Sarah Fox brought the perspective of organized labor to the table, emphasizing unions’ role in addressing discrimination. In recent years, according to Fox, “labor movements have been at the forefront of the effort to promote fairness in the workplace.” They achieve this mainly through the use of collective bargaining, which, Fox noted, was cheaper than litigation and was particularly important in tough economic times, when government regulations tend to diminish.
Speaking as both a lawyer and an advocate, Marcia Greenberger lauded the ILO for identifying the multiple forms of discrimination at work. She also noted that it was essential to have accurate data collection that is disaggregated by subpopulations. In order for employers to be made aware of their discriminatory practices and for employees to achieve solidarity, “government and employers need to be doing a better job in making sure that key data is able to be discussed and made public in appropriate ways,” said Greenberger. She also stressed that “it takes penalties as well as carrots to make change,” and encouraged adequate sanctions for discrimination along with cooperation and coalitions.
Ronnie Goldberg expounded on the practical benefits of workplace equality. “Companies,” she said, “are increasingly coming to realize that there is a strong business and economic case for diversity and anti-discrimination.” Beyond moral or legal incentives, equality and diversity allow for better business practices through greater utilization of talent and wider market appeal. Goldberg mentioned the importance of knowledge-sharing, highlighting the ILO’s formation of a global network to address disability discrimination.
In response to questions from the audience, panelists touched on other labor issues. Discussing low-wage workers hired by contractors, they offered assurances that the matter was being taken seriously by public officials and policymakers. Panelists also offered their thoughts on the possibility of the United States ratifying ILO convention 111, an action many panelists as well as audience members supported. According to Goldberg, U.S. law already exceeds the requirements of the convention, which implies that unions, businesses, and the U.S. government are in agreement over the terms of ratification.

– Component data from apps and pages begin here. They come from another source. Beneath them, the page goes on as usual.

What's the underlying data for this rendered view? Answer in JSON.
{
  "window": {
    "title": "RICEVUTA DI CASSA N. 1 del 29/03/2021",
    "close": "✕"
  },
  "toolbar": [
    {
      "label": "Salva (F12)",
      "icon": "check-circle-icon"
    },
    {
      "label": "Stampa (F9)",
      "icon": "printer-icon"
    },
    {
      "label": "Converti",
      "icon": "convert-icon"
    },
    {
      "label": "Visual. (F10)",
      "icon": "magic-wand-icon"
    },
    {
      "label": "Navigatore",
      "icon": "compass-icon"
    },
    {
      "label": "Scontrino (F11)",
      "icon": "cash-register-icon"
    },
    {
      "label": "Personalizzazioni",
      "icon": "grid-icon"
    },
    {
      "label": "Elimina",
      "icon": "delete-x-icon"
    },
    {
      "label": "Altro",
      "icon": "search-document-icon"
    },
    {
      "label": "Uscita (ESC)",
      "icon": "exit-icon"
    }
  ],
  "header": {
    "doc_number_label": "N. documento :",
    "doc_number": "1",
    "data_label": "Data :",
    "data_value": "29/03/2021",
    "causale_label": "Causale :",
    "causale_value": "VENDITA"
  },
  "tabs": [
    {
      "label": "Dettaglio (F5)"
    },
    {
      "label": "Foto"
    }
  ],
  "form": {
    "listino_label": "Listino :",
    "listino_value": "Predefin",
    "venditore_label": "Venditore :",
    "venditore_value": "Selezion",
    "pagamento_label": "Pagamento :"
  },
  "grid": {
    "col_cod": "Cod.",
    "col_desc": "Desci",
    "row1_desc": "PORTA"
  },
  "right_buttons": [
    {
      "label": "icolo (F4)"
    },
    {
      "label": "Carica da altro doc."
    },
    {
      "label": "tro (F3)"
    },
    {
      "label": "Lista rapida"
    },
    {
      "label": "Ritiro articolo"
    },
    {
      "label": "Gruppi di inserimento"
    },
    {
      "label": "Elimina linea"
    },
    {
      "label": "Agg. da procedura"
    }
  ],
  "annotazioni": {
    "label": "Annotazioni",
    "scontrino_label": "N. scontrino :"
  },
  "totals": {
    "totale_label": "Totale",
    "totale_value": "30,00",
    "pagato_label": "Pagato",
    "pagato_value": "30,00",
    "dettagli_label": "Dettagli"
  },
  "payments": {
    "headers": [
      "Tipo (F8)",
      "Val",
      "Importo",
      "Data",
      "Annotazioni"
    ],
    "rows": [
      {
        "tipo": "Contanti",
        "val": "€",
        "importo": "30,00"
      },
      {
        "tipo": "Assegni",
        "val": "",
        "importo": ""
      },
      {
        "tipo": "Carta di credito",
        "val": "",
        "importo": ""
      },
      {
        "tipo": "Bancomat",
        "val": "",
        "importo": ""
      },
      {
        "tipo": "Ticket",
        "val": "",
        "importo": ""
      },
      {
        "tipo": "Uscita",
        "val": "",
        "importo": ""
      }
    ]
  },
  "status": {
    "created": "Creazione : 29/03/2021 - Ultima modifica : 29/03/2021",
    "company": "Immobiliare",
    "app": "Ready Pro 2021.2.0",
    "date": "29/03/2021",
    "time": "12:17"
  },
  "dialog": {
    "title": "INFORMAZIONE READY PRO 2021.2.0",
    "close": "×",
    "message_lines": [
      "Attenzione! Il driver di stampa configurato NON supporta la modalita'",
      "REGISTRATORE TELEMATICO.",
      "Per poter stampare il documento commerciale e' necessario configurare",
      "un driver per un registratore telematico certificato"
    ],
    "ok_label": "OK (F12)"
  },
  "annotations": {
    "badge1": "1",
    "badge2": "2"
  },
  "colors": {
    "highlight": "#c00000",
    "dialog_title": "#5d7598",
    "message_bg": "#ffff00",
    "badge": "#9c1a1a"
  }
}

By: Avram Billig, Intern, Emily Malkin, and Sonya Michel
- Senior Scholar
- Executive Director of the Standards and Fundamental Principles and Rights at Work Sector, International Labor Organization
- Program to Promote the Fundamental Principles and Rights, International Labor Organization
- U.S Department of State
- Director of the Women’s Bureau, Department of Labor
- Chief Policy Officer, United States Council for International Business
- Founder and Co-President, National Women's Law Center